Stored dataset items
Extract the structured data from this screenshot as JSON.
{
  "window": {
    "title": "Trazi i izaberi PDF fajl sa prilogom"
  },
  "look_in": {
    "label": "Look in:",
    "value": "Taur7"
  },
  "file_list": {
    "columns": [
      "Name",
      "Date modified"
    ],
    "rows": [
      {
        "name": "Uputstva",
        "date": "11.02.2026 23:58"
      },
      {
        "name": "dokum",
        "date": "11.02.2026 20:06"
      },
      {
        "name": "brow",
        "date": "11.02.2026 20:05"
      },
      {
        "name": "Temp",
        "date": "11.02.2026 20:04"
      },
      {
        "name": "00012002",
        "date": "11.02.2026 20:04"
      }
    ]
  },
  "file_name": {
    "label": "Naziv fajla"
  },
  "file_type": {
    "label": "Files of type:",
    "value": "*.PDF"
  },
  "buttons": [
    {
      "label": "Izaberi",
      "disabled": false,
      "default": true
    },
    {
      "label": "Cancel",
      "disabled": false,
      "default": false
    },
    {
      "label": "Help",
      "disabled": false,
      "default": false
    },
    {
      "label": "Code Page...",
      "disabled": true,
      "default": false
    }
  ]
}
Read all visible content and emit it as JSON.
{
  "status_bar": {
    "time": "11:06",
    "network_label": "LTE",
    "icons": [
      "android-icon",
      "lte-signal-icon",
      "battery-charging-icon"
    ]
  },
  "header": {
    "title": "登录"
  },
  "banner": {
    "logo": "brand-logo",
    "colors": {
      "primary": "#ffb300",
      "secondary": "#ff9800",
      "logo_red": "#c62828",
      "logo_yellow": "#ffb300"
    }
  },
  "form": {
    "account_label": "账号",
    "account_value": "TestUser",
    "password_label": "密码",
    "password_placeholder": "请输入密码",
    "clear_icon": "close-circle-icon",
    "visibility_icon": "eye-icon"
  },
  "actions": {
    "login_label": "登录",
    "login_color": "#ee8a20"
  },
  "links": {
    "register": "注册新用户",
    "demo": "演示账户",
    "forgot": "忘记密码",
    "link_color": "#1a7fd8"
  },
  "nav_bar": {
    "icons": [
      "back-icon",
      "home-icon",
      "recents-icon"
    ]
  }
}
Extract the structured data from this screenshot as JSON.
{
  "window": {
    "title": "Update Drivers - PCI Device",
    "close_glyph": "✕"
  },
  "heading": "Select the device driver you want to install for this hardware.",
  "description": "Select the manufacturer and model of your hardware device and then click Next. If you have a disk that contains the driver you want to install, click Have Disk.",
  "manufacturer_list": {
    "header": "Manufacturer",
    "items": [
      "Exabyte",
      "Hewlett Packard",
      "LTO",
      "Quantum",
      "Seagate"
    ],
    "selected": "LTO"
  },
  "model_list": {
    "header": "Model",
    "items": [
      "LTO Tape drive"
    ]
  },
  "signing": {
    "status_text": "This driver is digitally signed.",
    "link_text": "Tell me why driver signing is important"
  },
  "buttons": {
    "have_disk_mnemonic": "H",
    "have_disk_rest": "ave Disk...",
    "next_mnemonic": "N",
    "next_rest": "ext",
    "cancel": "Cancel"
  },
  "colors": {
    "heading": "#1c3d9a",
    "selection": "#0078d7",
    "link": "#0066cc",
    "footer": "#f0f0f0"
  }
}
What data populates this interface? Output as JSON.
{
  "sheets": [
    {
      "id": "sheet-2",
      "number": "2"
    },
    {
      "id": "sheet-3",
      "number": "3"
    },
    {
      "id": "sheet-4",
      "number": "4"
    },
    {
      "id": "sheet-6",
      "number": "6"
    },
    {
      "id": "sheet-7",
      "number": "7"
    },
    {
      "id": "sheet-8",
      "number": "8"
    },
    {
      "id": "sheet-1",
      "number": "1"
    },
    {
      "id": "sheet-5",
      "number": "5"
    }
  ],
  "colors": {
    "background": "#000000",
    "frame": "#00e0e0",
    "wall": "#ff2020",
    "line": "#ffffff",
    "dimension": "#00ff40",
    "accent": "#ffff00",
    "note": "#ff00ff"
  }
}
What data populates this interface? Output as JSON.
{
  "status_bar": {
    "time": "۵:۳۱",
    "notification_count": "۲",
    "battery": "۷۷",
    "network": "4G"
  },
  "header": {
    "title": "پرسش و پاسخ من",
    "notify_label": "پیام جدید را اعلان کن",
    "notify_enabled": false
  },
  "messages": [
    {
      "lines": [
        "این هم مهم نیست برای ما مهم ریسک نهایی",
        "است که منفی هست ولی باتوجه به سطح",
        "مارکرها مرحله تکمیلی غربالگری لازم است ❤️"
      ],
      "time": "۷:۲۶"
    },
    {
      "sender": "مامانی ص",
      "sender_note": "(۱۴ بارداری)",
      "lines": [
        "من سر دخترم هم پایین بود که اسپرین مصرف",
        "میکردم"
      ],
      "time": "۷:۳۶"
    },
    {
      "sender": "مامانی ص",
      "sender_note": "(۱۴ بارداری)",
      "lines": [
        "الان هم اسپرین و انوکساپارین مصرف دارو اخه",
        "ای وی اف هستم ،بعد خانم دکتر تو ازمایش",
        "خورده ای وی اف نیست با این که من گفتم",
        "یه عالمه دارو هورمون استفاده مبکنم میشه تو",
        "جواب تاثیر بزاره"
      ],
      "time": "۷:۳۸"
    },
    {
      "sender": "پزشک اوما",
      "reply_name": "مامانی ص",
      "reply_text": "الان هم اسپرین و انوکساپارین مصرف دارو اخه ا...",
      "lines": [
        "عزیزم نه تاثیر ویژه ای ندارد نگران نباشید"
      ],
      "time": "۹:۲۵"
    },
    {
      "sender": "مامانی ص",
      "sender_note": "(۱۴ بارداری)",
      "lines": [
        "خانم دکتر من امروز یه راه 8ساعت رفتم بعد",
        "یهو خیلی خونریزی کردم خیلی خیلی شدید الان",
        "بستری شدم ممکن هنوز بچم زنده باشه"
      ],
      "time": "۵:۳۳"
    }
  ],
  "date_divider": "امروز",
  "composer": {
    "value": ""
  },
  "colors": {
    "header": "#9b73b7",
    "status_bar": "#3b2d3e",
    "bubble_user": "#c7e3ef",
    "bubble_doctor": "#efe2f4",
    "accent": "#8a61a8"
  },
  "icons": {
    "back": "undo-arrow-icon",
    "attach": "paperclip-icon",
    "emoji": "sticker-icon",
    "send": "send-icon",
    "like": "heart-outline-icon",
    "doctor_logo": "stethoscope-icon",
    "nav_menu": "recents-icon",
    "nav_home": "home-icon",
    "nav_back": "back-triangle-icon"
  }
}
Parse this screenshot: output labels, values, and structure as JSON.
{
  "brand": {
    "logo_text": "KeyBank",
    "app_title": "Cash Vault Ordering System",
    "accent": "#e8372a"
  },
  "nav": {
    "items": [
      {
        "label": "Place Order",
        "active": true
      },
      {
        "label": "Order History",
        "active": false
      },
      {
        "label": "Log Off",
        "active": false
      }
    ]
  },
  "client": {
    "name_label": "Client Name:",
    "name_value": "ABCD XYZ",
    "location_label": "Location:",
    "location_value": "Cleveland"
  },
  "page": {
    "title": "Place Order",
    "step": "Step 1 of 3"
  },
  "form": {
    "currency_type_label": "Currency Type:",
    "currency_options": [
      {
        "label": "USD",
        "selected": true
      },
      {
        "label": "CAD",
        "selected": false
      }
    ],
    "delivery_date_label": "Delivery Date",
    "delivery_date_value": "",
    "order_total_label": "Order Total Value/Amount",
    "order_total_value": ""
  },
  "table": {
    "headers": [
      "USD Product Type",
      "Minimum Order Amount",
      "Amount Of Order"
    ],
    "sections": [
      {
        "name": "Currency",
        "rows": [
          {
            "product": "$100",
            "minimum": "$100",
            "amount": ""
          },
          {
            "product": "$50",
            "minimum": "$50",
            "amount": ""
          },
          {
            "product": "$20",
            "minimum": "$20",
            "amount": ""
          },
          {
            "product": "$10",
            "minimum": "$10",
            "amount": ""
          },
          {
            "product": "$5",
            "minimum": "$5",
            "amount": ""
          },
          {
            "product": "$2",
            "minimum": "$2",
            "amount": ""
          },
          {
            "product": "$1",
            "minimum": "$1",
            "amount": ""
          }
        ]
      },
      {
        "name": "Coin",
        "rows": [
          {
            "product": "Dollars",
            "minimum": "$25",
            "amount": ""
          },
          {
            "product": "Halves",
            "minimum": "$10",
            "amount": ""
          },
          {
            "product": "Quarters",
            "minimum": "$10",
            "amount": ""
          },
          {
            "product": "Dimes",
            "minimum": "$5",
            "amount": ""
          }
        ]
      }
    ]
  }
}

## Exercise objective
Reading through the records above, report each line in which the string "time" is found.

## Expected answer
    "time": "11:06",
    "time": "۵:۳۱",
      "time": "۷:۲۶"
      "time": "۷:۳۶"
      "time": "۷:۳۸"
      "time": "۹:۲۵"
      "time": "۵:۳۳"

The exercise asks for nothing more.